From Laurie I have learned how to be a scholar and practitioner. One thing that I’ll take with me wherever I go in whatever work I do, is her timeless adage, “If a tree falls in a wood, and there is no-one there to create a matrix of the different modalities of its falling, did it fall at all?” From Laurie I also learned that the recorder is not just a baroque wind instrument, but a useful and important tool for relaxation and enjoyment. And that once you find something that helps you, if it ain’t baroque don’t fix it!
How many of you are familiar with the Yanny vs. Laurel debate? If not, there was an audio clip that sometimes sounded like Yanny and sometimes sounded like Laurel. People LOST THEIR MINDS about it – existential spirals, all that good stuff. This semester, I had my own yanny/laurel experience in Local Government Finance. Jon would be describing fees and I was sure they were taxes! And then I thought I should read the case law and look at how cities use them, but they clearly didn’t know either!! Also from Jon I also learned that Massachusetts 40b, Zoos, and Jane Jacobs have more in common than first meets the eye. I’m not entirely sure what the commonality is, I just know that Jon despises them equally. Sorry – wasn’t taking the best notes!
From Shomon, I learned that dad jokes are a surprisingly useful way to learn statistics. Which to be honest, I should have realized earlier considering that my own dad is a statistics teacher…unfortunately for him he doesn’t have (nice) baby pictures to accompany the lesson. I actually really liked statistics. Just like happy hour at Redbones, there was a lot of regression. If you want you can join us at Redbones after! We’re going to run a T-test and get Chi-Squared!
You know, people have always told me that I would be a good planner. Maybe it’s because my face looks just like a house. Or maybe it’s that houses look like faces? It’s true – I learned that form Justin! Look at one when you leave here, your life will literally be the never be the same.
I also learned some very important vocabulary and I wanted to briefly mention some of my favorites:
- LULUs – locally undesirable land uses
- POPOS – privately owned public open space
- NIMFOS – not in my field of sight
- And my personal favorite: BANANA – Build absolutely nothing anywhere near anything.
Field projects was a great experience. It was an opportunity to tackle a challenging project with a team (hi team!) of fellow students, and for me it was also an opportunity to say the word “dissemination” about two million times. And lastly, and by far the most useful, important, and meaningful take away from my time at UEP, something that I’ll apply to my own life and to my practice, is that Revere Beach was the first public beach in America!

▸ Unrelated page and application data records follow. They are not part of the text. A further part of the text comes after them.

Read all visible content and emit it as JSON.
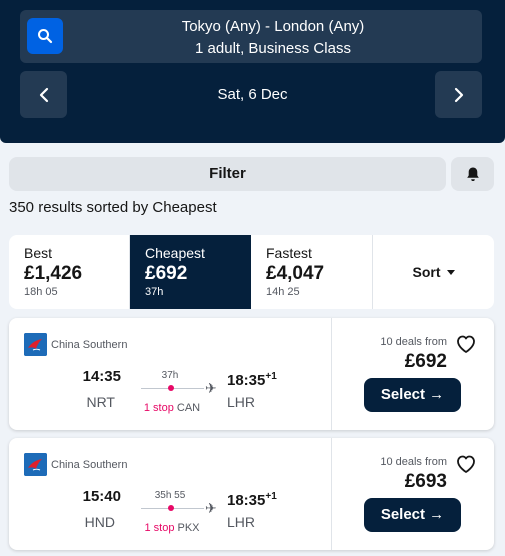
{
  "search": {
    "route": "Tokyo (Any) - London (Any)",
    "details": "1 adult, Business Class",
    "date": "Sat, 6 Dec"
  },
  "filter": {
    "filter_label": "Filter",
    "results_summary": "350 results sorted by Cheapest"
  },
  "sort_tabs": {
    "best": {
      "label": "Best",
      "price": "£1,426",
      "duration": "18h 05"
    },
    "cheapest": {
      "label": "Cheapest",
      "price": "£692",
      "duration": "37h"
    },
    "fastest": {
      "label": "Fastest",
      "price": "£4,047",
      "duration": "14h 25"
    },
    "sort_label": "Sort"
  },
  "results": [
    {
      "airline": "China Southern",
      "depart_time": "14:35",
      "depart_code": "NRT",
      "duration": "37h",
      "stops": "1 stop",
      "via": "CAN",
      "arrive_time": "18:35",
      "day_offset": "+1",
      "arrive_code": "LHR",
      "deals": "10 deals from",
      "price": "£692",
      "select_label": "Select →"
    },
    {
      "airline": "China Southern",
      "depart_time": "15:40",
      "depart_code": "HND",
      "duration": "35h 55",
      "stops": "1 stop",
      "via": "PKX",
      "arrive_time": "18:35",
      "day_offset": "+1",
      "arrive_code": "LHR",
      "deals": "10 deals from",
      "price": "£693",
      "select_label": "Select →"
    }
  ],
  "icons": {
    "search": "search-icon",
    "prev": "chevron-left-icon",
    "next": "chevron-right-icon",
    "bell": "bell-icon",
    "heart": "heart-icon",
    "plane": "plane-icon"
  },
  "colors": {
    "header_bg": "#05203c",
    "accent_blue": "#0062e3",
    "stop_pink": "#e70866"
  }
}
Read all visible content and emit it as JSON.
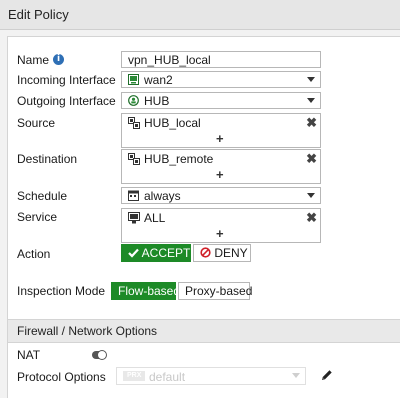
{
  "header": {
    "title": "Edit Policy"
  },
  "form": {
    "name": {
      "label": "Name",
      "value": "vpn_HUB_local"
    },
    "incoming": {
      "label": "Incoming Interface",
      "value": "wan2"
    },
    "outgoing": {
      "label": "Outgoing Interface",
      "value": "HUB"
    },
    "source": {
      "label": "Source",
      "value": "HUB_local",
      "add": "+",
      "remove": "✖"
    },
    "destination": {
      "label": "Destination",
      "value": "HUB_remote",
      "add": "+",
      "remove": "✖"
    },
    "schedule": {
      "label": "Schedule",
      "value": "always"
    },
    "service": {
      "label": "Service",
      "value": "ALL",
      "add": "+",
      "remove": "✖"
    },
    "action": {
      "label": "Action",
      "accept": "ACCEPT",
      "deny": "DENY",
      "selected": "ACCEPT"
    },
    "inspection": {
      "label": "Inspection Mode",
      "flow": "Flow-based",
      "proxy": "Proxy-based",
      "selected": "Flow-based"
    }
  },
  "firewall_section": {
    "title": "Firewall / Network Options",
    "nat": {
      "label": "NAT",
      "enabled": false
    },
    "protocol_options": {
      "label": "Protocol Options",
      "badge": "PRX",
      "value": "default"
    }
  },
  "colors": {
    "accent_green": "#1d8a27",
    "deny_red": "#d0212a",
    "info_blue": "#2e6fb5"
  },
  "icons": {
    "name_info": "info-icon",
    "incoming": "interface-port-icon",
    "outgoing": "vpn-tunnel-icon",
    "address": "address-object-icon",
    "schedule": "calendar-icon",
    "service": "service-icon",
    "accept": "checkmark-icon",
    "deny": "deny-circle-icon",
    "edit": "pencil-icon"
  }
}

I want to end with some words of wisdom from one of my favorite grad school graduates of all time: Elle Woods. I like this quote because I relate so much to Ell Woods. She and I have a lot in common, I don’t know if you knew that. We both grew up on the West Coast and moved to Boston for graduate school, we both believe in standing up for those who have been treated unfairly, and we were both the president of our sorority. Two of those are true, one of those is not.
On our very first day at Tufts, a very wise Professor quoted Aristotle: “Urban Planning is reason free from passion.” Well, no offense to Aristotle, but in my two years at Tufts I have come to find that passion is a key ingredient to the study and practice of planning – and of life. It is with passion, courage of conviction, and strong sense of self that we take our next steps into the world, remembering that first impressions are not always correct. You must always have faith in people. And most importantly, you must always have faith in yourself. Congratulations class of 2018 – we did it!